We mostly see Song Sparrows around Niles at this time of year. Compare in the above photos how plain the breast of the Lark Sparrow is to that of the heavily streaked Song Sparrow’s underparts. I write rare-for-these-parts because the Lark Sparrow is entirely out of its range as you can see in the first attached map below.

A second rare bird has been spotted on Eastern Point, a Western Kingbird. It was a rough day for photographing, too overcast, so here is a photo from wikicommons media so that if you are around the Point, you will know what to look for. The Western Kingbird is also far outside its range.

NILES POND SONGSTER

The melodious notes of the Song Sparrow are heard from sunup ’til sundown, spring, summer, and fall. Their beautiful song is most welcome, especially at this time of year when there are fewer songbirds on our shores and many that remain through the winter months don’t sing during the non-breeding season.

Song Sparrows have adapted to a wide variety of habitats. Despite the narrowness of the strip of land that separates freshwater Niles Pond from salty Brace Cove, Song Sparrows find plenty to forage on and excellent cover in the shrubby undergrowth found there.

Follow this link to hear the Song Sparrow’s song

SWANS!!!!

Four exclamation points for four beautiful Mute Swans. They arrived yesterday afternoon. Thank you to my dear swan-loving friend Lyn Fonzo for the alert ❤

There don’t appear to be any brownish-gray adolescent feathers leading us to believe they are at least two years old. Young Mute Swans often join a flock, remaining until they are of breeding age, typically at about four years old.

I don’t think our visitors are familiar with people. A gentleman came to the water’s edge with a bucket of food for the ducks. The Swans showed no interest in the food and kept their distance.

All four Swans have black eyes. Mr. Swan, who is blue-eyed, has not been seen at all his usual haunts for many months. He was at least twenty-nine years old when last seen, which is a very, very, ripe old age for a Mute Swan not kept in captivity. Most wild Mute Swans only live ten to twelve years.
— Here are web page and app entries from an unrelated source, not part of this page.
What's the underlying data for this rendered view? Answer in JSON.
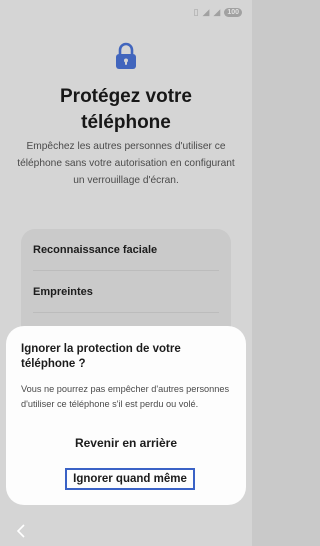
{
  "status_bar": {
    "battery": "100"
  },
  "header": {
    "title": "Protégez votre téléphone",
    "description": "Empêchez les autres personnes d'utiliser ce téléphone sans votre autorisation en configurant un verrouillage d'écran."
  },
  "options": [
    {
      "label": "Reconnaissance faciale"
    },
    {
      "label": "Empreintes"
    }
  ],
  "dialog": {
    "title": "Ignorer la protection de votre téléphone ?",
    "body": "Vous ne pourrez pas empêcher d'autres personnes d'utiliser ce téléphone s'il est perdu ou volé.",
    "back_label": "Revenir en arrière",
    "ignore_label": "Ignorer quand même"
  },
  "colors": {
    "accent": "#3a62c6",
    "lock_icon": "#4a73d8"
  },
  "icons": {
    "lock": "lock-icon",
    "nav_back": "back-arrow-icon"
  }
}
One of the Swans was super bossy, giving another of the Swans several nips.

Two appeared rather enamored of each other

THE HISTORIC BUTTERFLY MIGRATION OF 2019 CONTINUES MOVING THROUGH CAPE ANN

Another banner weekend for butterflies on Cape Ann with Yellow Sulphurs, Painted Ladies, and American Ladies joining the streams of Monarchs migrating along our shores.

Butterflies struggle at this time of year to find sources of nectar. Whatever you do, please do not cut back your garden until mid-November or so. Best NOT to cut back at all and to leave the drying seed heads for the songbirds and leaf litter and plant stalks for hibernating bees and caterpillars, but if one really must cut back, wait as long as possible.

If you click on the photos in the gallery, each picture is labeled with the name of the butterfly and the names of the late-blooming plants on which they are drinking nectar and building their fat reserves for the journey ahead . Butterflies will even fight over a Dandelion to try to get nectar when nothing much else is available (the best reason of all not to use Roundup on the Dandelions in a lawn).